==== ENTRIES SHOWN ====

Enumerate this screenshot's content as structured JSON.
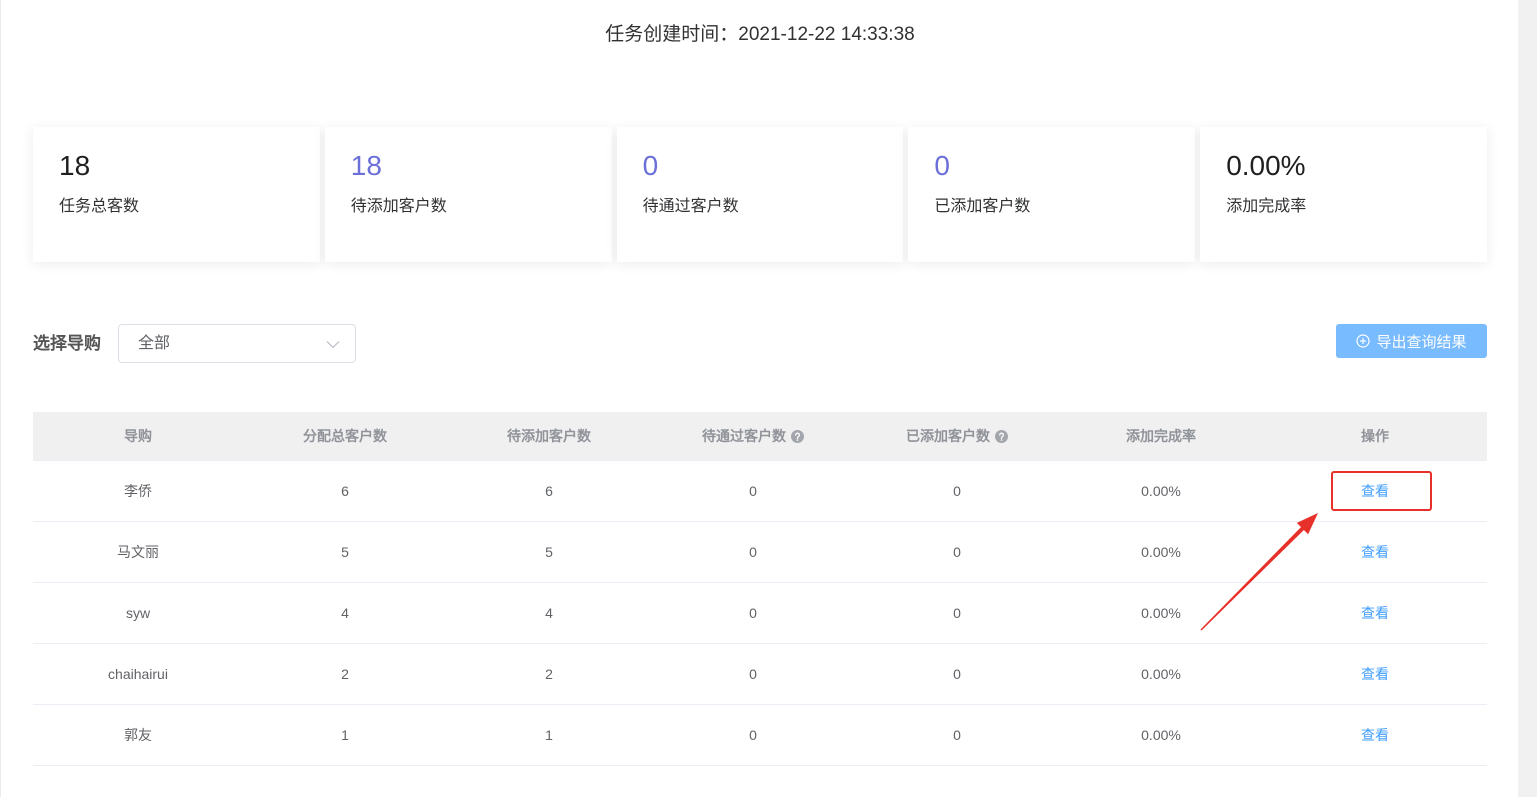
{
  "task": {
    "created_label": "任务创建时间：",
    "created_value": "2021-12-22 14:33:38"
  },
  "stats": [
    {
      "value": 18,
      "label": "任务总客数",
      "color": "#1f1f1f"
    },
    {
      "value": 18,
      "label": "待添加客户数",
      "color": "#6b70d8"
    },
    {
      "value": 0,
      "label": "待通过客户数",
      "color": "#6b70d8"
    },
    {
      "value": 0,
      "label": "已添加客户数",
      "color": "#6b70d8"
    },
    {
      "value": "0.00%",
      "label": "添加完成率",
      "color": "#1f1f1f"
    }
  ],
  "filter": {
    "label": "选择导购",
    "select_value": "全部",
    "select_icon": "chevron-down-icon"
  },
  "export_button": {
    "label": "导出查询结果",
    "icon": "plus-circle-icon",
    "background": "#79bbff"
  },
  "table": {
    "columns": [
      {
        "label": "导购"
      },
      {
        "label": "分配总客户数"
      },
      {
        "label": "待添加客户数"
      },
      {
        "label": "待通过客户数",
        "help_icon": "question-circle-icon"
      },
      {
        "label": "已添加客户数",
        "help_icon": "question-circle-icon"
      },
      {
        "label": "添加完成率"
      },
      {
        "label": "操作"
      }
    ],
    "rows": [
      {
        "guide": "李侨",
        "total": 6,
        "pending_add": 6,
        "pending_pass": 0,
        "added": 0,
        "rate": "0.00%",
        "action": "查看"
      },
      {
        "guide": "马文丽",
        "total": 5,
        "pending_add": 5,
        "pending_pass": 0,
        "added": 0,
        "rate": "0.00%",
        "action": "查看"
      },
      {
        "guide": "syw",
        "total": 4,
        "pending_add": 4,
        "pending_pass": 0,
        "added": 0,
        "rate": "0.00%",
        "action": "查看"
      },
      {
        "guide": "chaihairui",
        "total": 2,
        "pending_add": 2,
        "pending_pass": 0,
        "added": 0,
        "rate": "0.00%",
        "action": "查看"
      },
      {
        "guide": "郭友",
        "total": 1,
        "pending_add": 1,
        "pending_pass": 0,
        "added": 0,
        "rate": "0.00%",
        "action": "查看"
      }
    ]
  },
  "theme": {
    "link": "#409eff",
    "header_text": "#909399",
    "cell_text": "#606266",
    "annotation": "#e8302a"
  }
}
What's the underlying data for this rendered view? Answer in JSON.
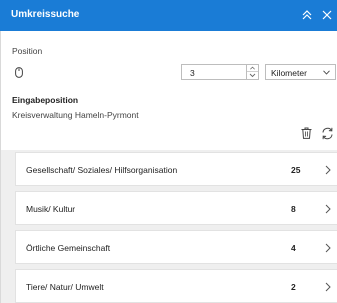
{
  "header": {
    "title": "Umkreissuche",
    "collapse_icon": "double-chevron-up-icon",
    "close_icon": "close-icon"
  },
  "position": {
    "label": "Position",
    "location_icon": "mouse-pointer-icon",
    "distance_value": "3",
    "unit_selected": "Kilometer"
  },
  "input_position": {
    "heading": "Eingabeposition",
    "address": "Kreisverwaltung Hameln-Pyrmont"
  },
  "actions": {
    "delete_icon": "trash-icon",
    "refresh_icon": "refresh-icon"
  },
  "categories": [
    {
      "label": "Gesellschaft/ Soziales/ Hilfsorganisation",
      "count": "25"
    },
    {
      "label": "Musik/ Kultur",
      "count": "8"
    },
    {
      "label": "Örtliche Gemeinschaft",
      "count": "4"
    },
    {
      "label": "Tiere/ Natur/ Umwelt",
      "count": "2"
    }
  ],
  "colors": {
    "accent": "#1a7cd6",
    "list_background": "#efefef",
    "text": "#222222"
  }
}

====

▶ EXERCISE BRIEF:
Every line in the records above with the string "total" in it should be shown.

▶ SOLUTION BELOW:
        "total": 6,
        "total": 5,
        "total": 4,
        "total": 2,
        "total": 1,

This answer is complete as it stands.